Nobody pays the sticker price for a new car, and nobody pays "rack" or list price for a hotel room _ not if they ask the right questions, anyway.
Reservations agents aren't always forthcoming with the lowest room rate, however, even when you ask for it. Or so I've found after years of jockeying for the best possible rates in hundreds of hotels.
To complicate matters, hotels seem to have almost as many different rates these days for the same room as airlines do for the same seat.
There are corporate rates (often 15 percent to 20 percent off the "rack rate" _ the basic, published rate) that anyone can get simply by asking; corporate rates that are limited to employees of companies that have arrangements with the hotel; discounts that come with membership in groups like the American Automobile Association and the American Association of Retired Persons; advance-purchase rates; frequent-guest program rates; and specials that hotels introduce at slow times _ among other deals.
Moreover, the rates you're quoted by calling the hotel directly may be different from the rates you're cited when calling a central 800 reservations number.
I've found that to get the lowest rate, you have to let the words "Anything cheaper?" be your mantra.

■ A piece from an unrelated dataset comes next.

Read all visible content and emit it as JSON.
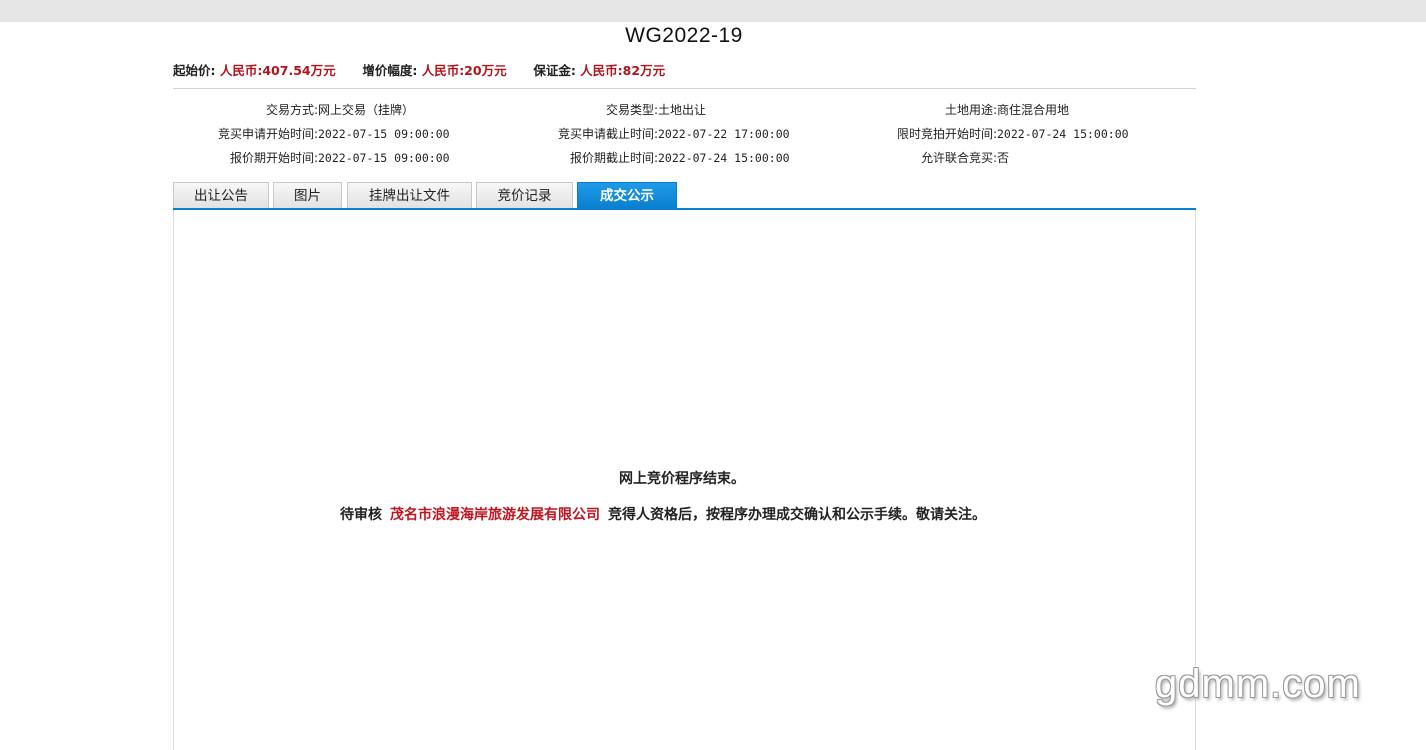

And don't be shy about repeating it. When I called for reservations recently at five Pittsburgh hotels, I got up to eight rates in response to this initial request: I need a double room for one night with one bed.
If you're a member of AAA, AARP or any other organization that might bring a price break, remember to ask the hotel if they honor those discounts _ don't expect the reservationists to offer the information. And be prepared to produce proof of membership upon checking in.

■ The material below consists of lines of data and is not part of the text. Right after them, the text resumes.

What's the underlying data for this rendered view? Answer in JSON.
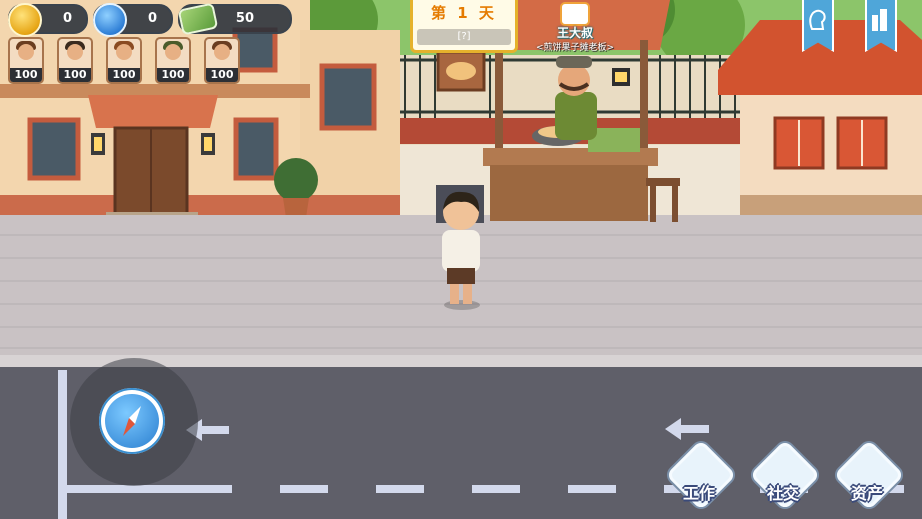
{
  "hud": {
    "coins": "0",
    "followers": "0",
    "cash": "50",
    "npc_counts": [
      "100",
      "100",
      "100",
      "100",
      "100"
    ]
  },
  "day": {
    "label": "第 1 天",
    "subtitle": "[?]"
  },
  "npc": {
    "name": "王大叔",
    "title": "<煎饼果子摊老板>"
  },
  "actions": {
    "work": "工作",
    "social": "社交",
    "assets": "资产"
  },
  "colors": {
    "road": "#5f5f69",
    "sidewalk": "#c9c2c4",
    "accent_blue": "#4fa6d9"
  },
  "icons": [
    "coin-icon",
    "user-icon",
    "cash-icon",
    "profile-ribbon-icon",
    "city-ribbon-icon",
    "compass-icon",
    "arrow-left-icon"
  ]
}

Corporate rates are another matter. You don't necessarily have to work for a company that has a corporate arrangement with a particular hotel or even be on a business trip, for that matter, to get a corporate rate. The discount might not be as great as the AAA or AARP rate, but it's certainly less than the rack price.
Still, one of best sources of lower hotel rates comes from the relatively new crop of so-called hotel consolidators, who buy blocks of rooms from hotels at a lower price and pass on a portion of those savings when they re-sell the rooms to travelers who book through them. These discount reservations services are kind of like outlet stores for hotel rooms and were spawned by a hotel industry in which supply exceeds demand in many cities.

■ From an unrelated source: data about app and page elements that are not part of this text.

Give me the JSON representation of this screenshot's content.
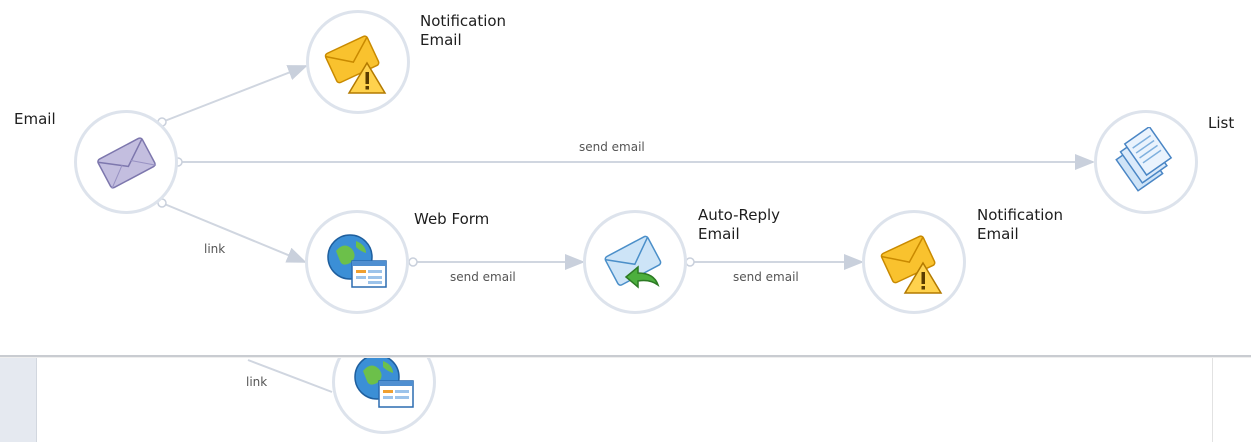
{
  "nodes": {
    "email": {
      "label": "Email",
      "icon": "envelope-icon"
    },
    "notification_top": {
      "label": "Notification\nEmail",
      "icon": "warning-envelope-icon"
    },
    "list": {
      "label": "List",
      "icon": "documents-icon"
    },
    "web_form": {
      "label": "Web Form",
      "icon": "web-form-icon"
    },
    "auto_reply": {
      "label": "Auto-Reply\nEmail",
      "icon": "reply-envelope-icon"
    },
    "notification_bottom": {
      "label": "Notification\nEmail",
      "icon": "warning-envelope-icon"
    }
  },
  "edges": {
    "email_to_list": "send email",
    "email_to_webform": "link",
    "webform_to_autoreply": "send email",
    "autoreply_to_notification": "send email"
  },
  "lower_panel": {
    "link_label": "link",
    "node_icon": "web-form-icon"
  },
  "colors": {
    "node_border": "#dde3ec",
    "connector": "#c9d0dc",
    "warning_yellow": "#f7b500",
    "globe_blue": "#3b8fd6",
    "envelope_purple": "#a39cc9"
  }
}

For more information, call:
Room Exchange: (800) 846-7000.
Hotel Reservations Network: (800) 964-6835.
RMC Travel: (800) 245-5738.
Quikbook: (800) 789-9887.